The level layout forms a rough loop, with many doors initially locked (especially the door marked in pink on the diagram). Gradually, the level opens up, ending with the player meeting the scientists and leading them to the retinal scanner. Helped by a consistent visual style, the nonlinear layout makes the chapter much more immersive and unique.
Metastasis 1 (MINERVA: Metastasis)
This map consists of an island and the bunker complex underneath. The player's goal is the giant beam array in the middle of the island, but every gate is locked. Thus, the player explores the rest of the island to find a path to the middle, and travels one large loop around the island in the process. When the gates in the middle are unlocked, the rest of the island is freely accessible and becomes an open battlefield. An excellent example of a loop.

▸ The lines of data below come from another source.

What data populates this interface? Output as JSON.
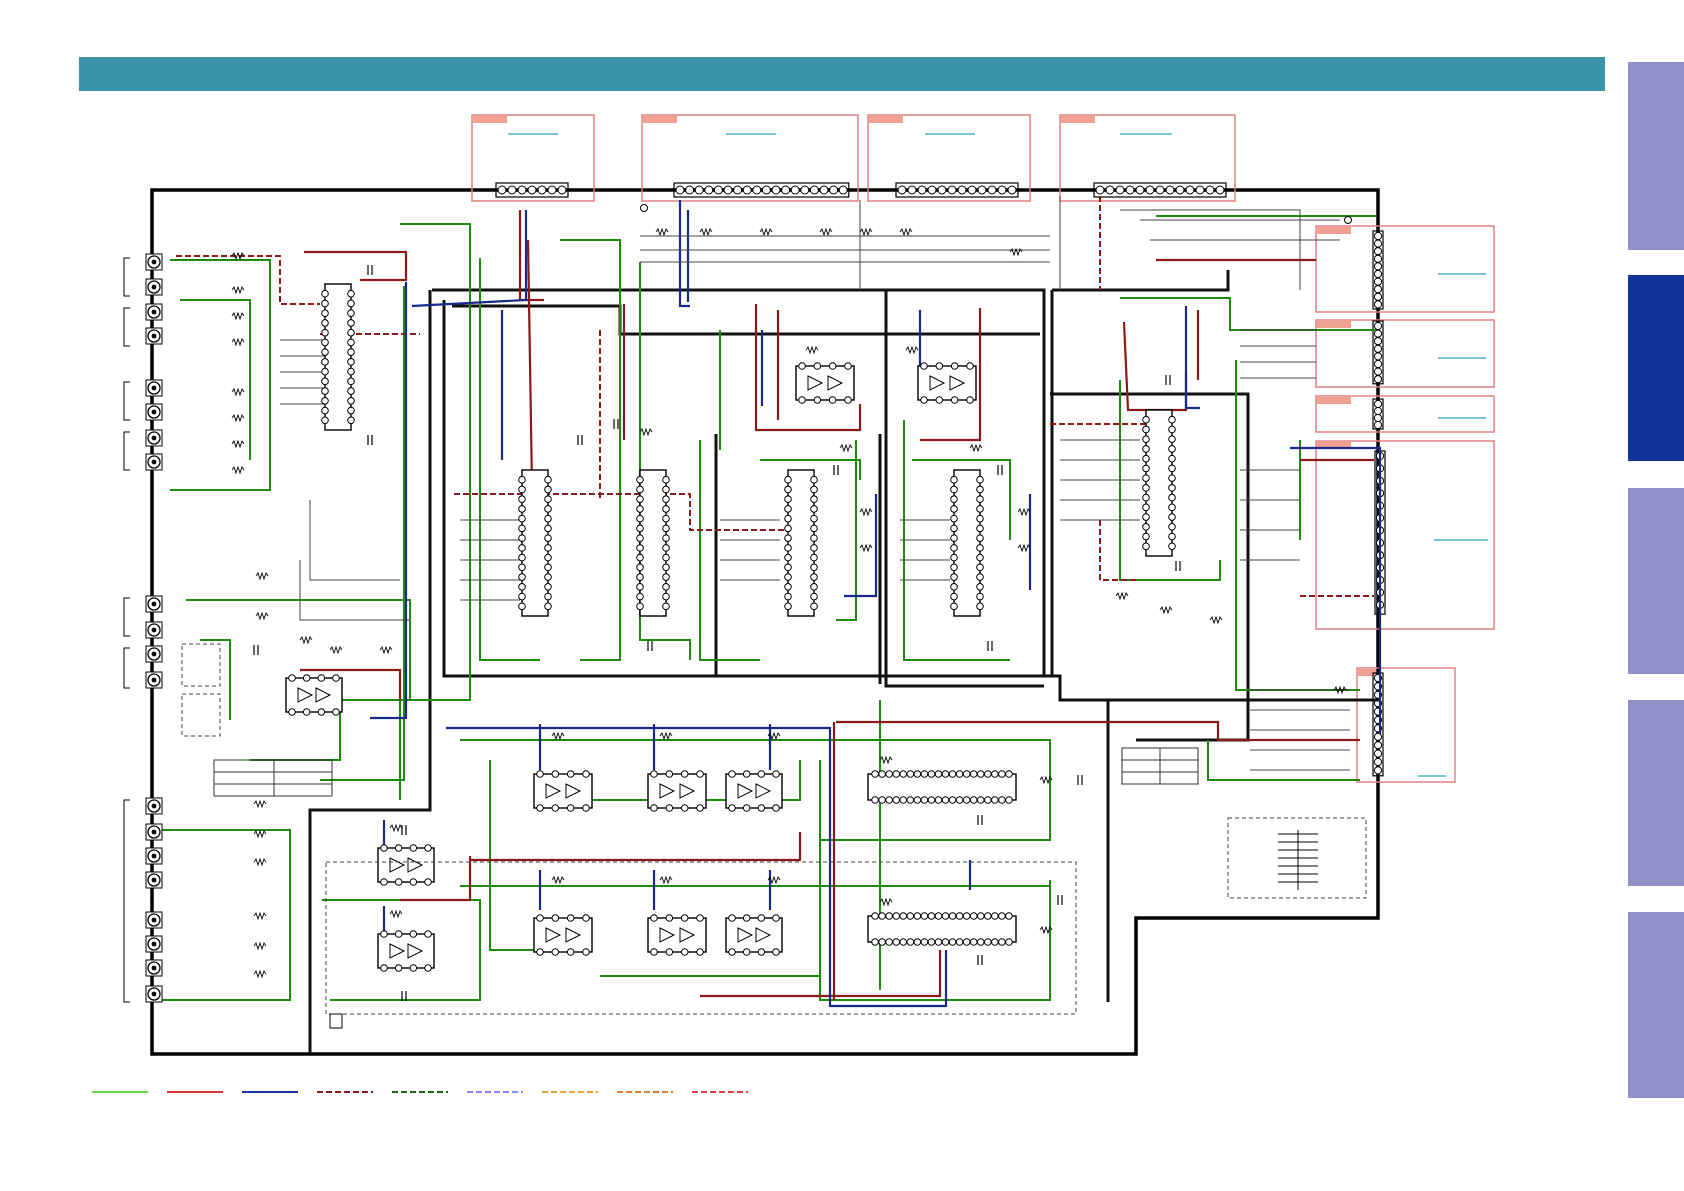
{
  "colors": {
    "header": "#3a93a7",
    "tab_inactive": "#9090c8",
    "tab_active": "#10349a",
    "board_outline": "#000000",
    "wire_green": "#1f8a10",
    "wire_red": "#8b1a1a",
    "wire_blue": "#1a2a8a",
    "wire_dark": "#333333",
    "connector_box": "#e08080",
    "connector_tag": "#f0a090",
    "connector_link": "#2aa0c0"
  },
  "tabs": [
    {
      "id": "tab-1",
      "active": false
    },
    {
      "id": "tab-2",
      "active": true
    },
    {
      "id": "tab-3",
      "active": false
    },
    {
      "id": "tab-4",
      "active": false
    },
    {
      "id": "tab-5",
      "active": false
    }
  ],
  "legend": [
    {
      "color": "#66dd44",
      "style": "solid"
    },
    {
      "color": "#dd3333",
      "style": "solid"
    },
    {
      "color": "#2233aa",
      "style": "solid"
    },
    {
      "color": "#8b1a1a",
      "style": "dashed"
    },
    {
      "color": "#1f6a10",
      "style": "dashed"
    },
    {
      "color": "#8888ee",
      "style": "dashed"
    },
    {
      "color": "#e8a040",
      "style": "dashed"
    },
    {
      "color": "#e08030",
      "style": "dashed"
    },
    {
      "color": "#e04040",
      "style": "dashed"
    }
  ],
  "icons": [
    "chip-icon",
    "connector-icon",
    "jack-icon",
    "resistor-icon"
  ]
}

The beam is a global landmark, visible from virtually anywhere on the island. The beam is also an object that the player would naturally gravitate towards - after all, how often does a giant blue stream of energy tunnel down into an island? An on-screen text message tells the player what way to travel, but even without this, there's a constant stream of Combine soldiers in the opposite direction that nudge the player to retreat that way, which is the most realistic move to make. Consider the scenario if there weren't Combine soldiers; the player would move towards the pier, discover the door was locked, shrug, and travel north. The soldiers act as a subtle direction device to nudge the player north to begin the loop around the island.
This small tech demo made by Valve has two main parts: a cliffside and a church on the top. The players starts at the bottom, and meets a fisherman who tells them to go to the top. Forcing the player to travel upwards focuses the player's attention upwards, in turn drawing attention to Combine soldiers repelling downwards. Finally, the player reaches the top and accomplishes their objective by breaking a headcrab canister launcher.

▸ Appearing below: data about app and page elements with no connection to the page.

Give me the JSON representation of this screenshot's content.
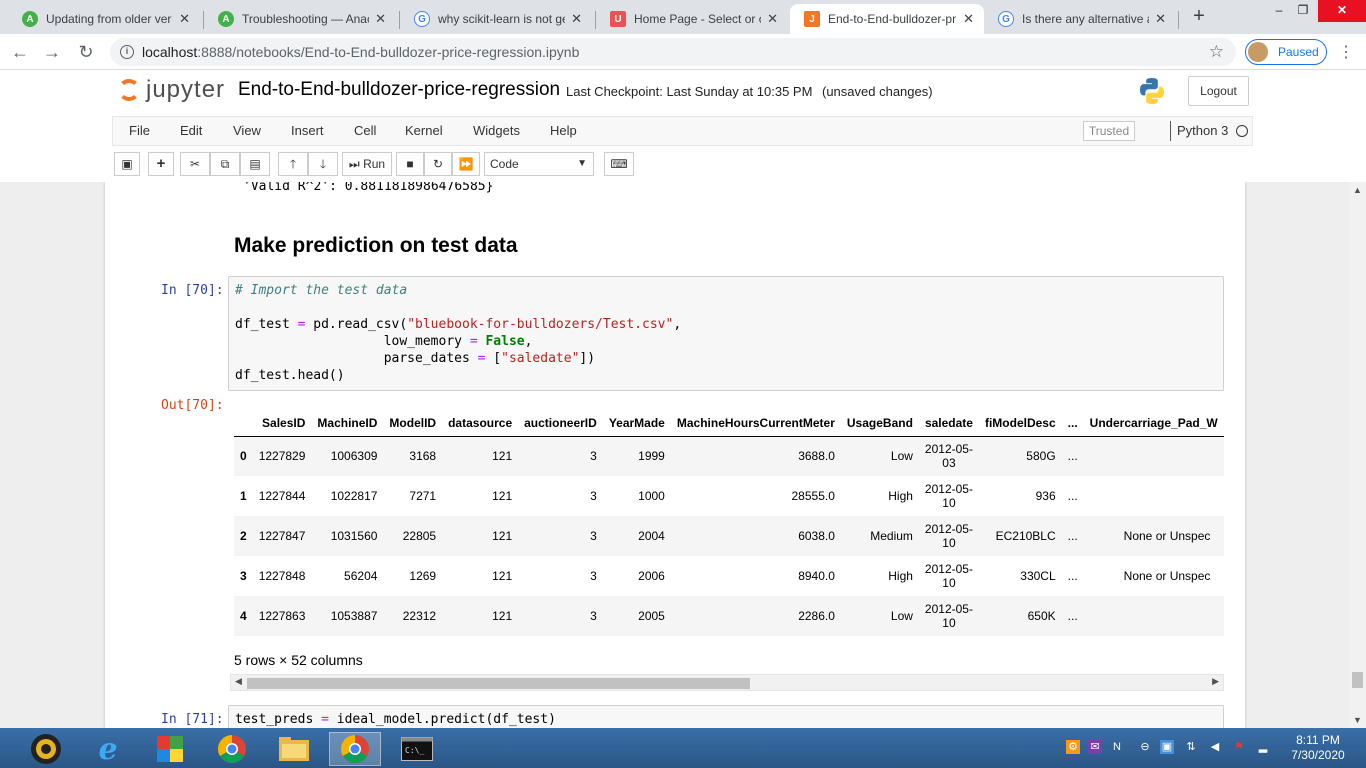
{
  "browser": {
    "tabs": [
      {
        "label": "Updating from older ver",
        "favicon": "anaconda-icon",
        "color": "#43b049"
      },
      {
        "label": "Troubleshooting — Anac",
        "favicon": "anaconda-icon",
        "color": "#43b049"
      },
      {
        "label": "why scikit-learn is not ge",
        "favicon": "google-icon",
        "color": "#4285f4"
      },
      {
        "label": "Home Page - Select or c",
        "favicon": "udemy-icon",
        "color": "#ec5252"
      },
      {
        "label": "End-to-End-bulldozer-pr",
        "favicon": "jupyter-icon",
        "color": "#f37726"
      },
      {
        "label": "Is there any alternative a",
        "favicon": "google-icon",
        "color": "#4285f4"
      }
    ],
    "url": "localhost:8888/notebooks/End-to-End-bulldozer-price-regression.ipynb",
    "url_host": "localhost",
    "url_rest": ":8888/notebooks/End-to-End-bulldozer-price-regression.ipynb",
    "profile_label": "Paused"
  },
  "jupyter": {
    "logo_text": "jupyter",
    "notebook_title": "End-to-End-bulldozer-price-regression",
    "checkpoint": "Last Checkpoint: Last Sunday at 10:35 PM",
    "unsaved": "(unsaved changes)",
    "logout_label": "Logout",
    "menu": [
      "File",
      "Edit",
      "View",
      "Insert",
      "Cell",
      "Kernel",
      "Widgets",
      "Help"
    ],
    "trusted_label": "Trusted",
    "kernel_name": "Python 3",
    "run_label": "Run",
    "cell_type": "Code"
  },
  "notebook": {
    "prev_output": "'Valid R^2': 0.8811818986476585}",
    "heading": "Make prediction on test data",
    "cell70": {
      "in_prompt": "In [70]:",
      "out_prompt": "Out[70]:",
      "comment": "# Import the test data",
      "line2_a": "df_test ",
      "line2_eq": "=",
      "line2_b": " pd.read_csv(",
      "line2_str": "\"bluebook-for-bulldozers/Test.csv\"",
      "line2_c": ",",
      "line3_a": "                   low_memory ",
      "line3_eq": "=",
      "line3_kw": " False",
      "line3_c": ",",
      "line4_a": "                   parse_dates ",
      "line4_eq": "=",
      "line4_b": " [",
      "line4_str": "\"saledate\"",
      "line4_c": "])",
      "line5": "df_test.head()"
    },
    "table": {
      "columns": [
        "",
        "SalesID",
        "MachineID",
        "ModelID",
        "datasource",
        "auctioneerID",
        "YearMade",
        "MachineHoursCurrentMeter",
        "UsageBand",
        "saledate",
        "fiModelDesc",
        "...",
        "Undercarriage_Pad_W"
      ],
      "rows": [
        [
          "0",
          "1227829",
          "1006309",
          "3168",
          "121",
          "3",
          "1999",
          "3688.0",
          "Low",
          "2012-05-03",
          "580G",
          "...",
          ""
        ],
        [
          "1",
          "1227844",
          "1022817",
          "7271",
          "121",
          "3",
          "1000",
          "28555.0",
          "High",
          "2012-05-10",
          "936",
          "...",
          ""
        ],
        [
          "2",
          "1227847",
          "1031560",
          "22805",
          "121",
          "3",
          "2004",
          "6038.0",
          "Medium",
          "2012-05-10",
          "EC210BLC",
          "...",
          "None or Unspec"
        ],
        [
          "3",
          "1227848",
          "56204",
          "1269",
          "121",
          "3",
          "2006",
          "8940.0",
          "High",
          "2012-05-10",
          "330CL",
          "...",
          "None or Unspec"
        ],
        [
          "4",
          "1227863",
          "1053887",
          "22312",
          "121",
          "3",
          "2005",
          "2286.0",
          "Low",
          "2012-05-10",
          "650K",
          "...",
          ""
        ]
      ],
      "date_parts": [
        [
          "2012-05-",
          "03"
        ],
        [
          "2012-05-",
          "10"
        ],
        [
          "2012-05-",
          "10"
        ],
        [
          "2012-05-",
          "10"
        ],
        [
          "2012-05-",
          "10"
        ]
      ]
    },
    "rows_info": "5 rows × 52 columns",
    "cell71": {
      "in_prompt": "In [71]:",
      "code_a": "test_preds ",
      "code_eq": "=",
      "code_b": " ideal_model.predict(df_test)"
    }
  },
  "taskbar": {
    "clock_time": "8:11 PM",
    "clock_date": "7/30/2020"
  }
}
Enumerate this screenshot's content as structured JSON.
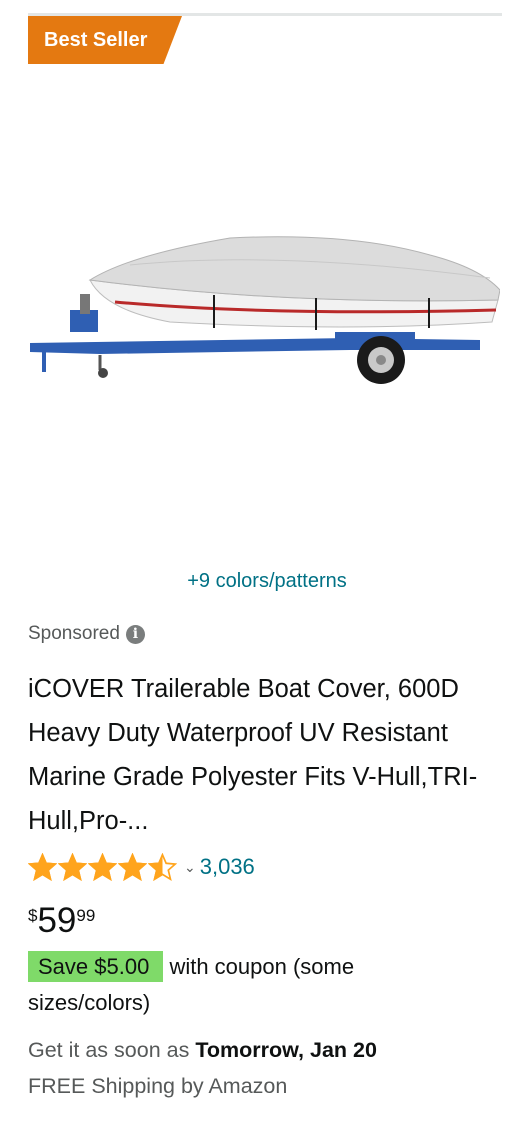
{
  "badge": {
    "label": "Best Seller"
  },
  "colors_link": "+9 colors/patterns",
  "sponsored": {
    "label": "Sponsored",
    "icon": "info-icon"
  },
  "product": {
    "title": "iCOVER Trailerable Boat Cover, 600D Heavy Duty Waterproof UV Resistant Marine Grade Polyester Fits V-Hull,TRI-Hull,Pro-...",
    "image": "boat-on-trailer-with-cover",
    "rating": 4.5,
    "rating_max": 5,
    "review_count": "3,036",
    "price": {
      "symbol": "$",
      "whole": "59",
      "fraction": "99"
    },
    "coupon": {
      "badge": "Save $5.00",
      "text": "with coupon (some sizes/colors)"
    },
    "delivery": {
      "prefix": "Get it as soon as",
      "date": "Tomorrow, Jan 20"
    },
    "shipping": "FREE Shipping by Amazon"
  },
  "colors": {
    "badge_bg": "#e47911",
    "link": "#007185",
    "star": "#ffa41c",
    "coupon_bg": "#7fda69",
    "secondary_text": "#565959"
  }
}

This particular loop is only clear at the very end of the map, and thus serves a different purpose from others. After a climatic fight with a helicopter, the player takes a lift down to the bottom. While most loops are concerned with efficient utilization of map possibilities and gameplay, this loop instead serves as an emotional book-end of sorts. Also, note that the mapper(s) could have simply forced players to travel back down by backtracking and retracing their steps down the cliffs, thus inflating the gameplay time. Having the player easily return back to the fisherman achieves a sense of closure and achievement.
The player has to fight through a rather long and more complicated structure with enemies in the way. After the player has opened the gates, the time that would be spent extensively backtracking would be very long and boring. That time can be saved though by use of a small pier that can only be accessed by the same path to the player's objective (do note: this pier can be reached unintendedly if the player uses the airboat as a ramp, which renders this nice loop into a small bounce). This pier is made obvious to the player before beginning the loop by placing a metrocop on it. This allows diversity in the player's journey without the risk of boring the player.
It is important to remember that harder loops like these should not be too hard, or it might spoil the game experience totally or lure the player into noclipping through locked doors. In this case, there are both a number of metrocops and a hunter chopper against the player but rarely both at once.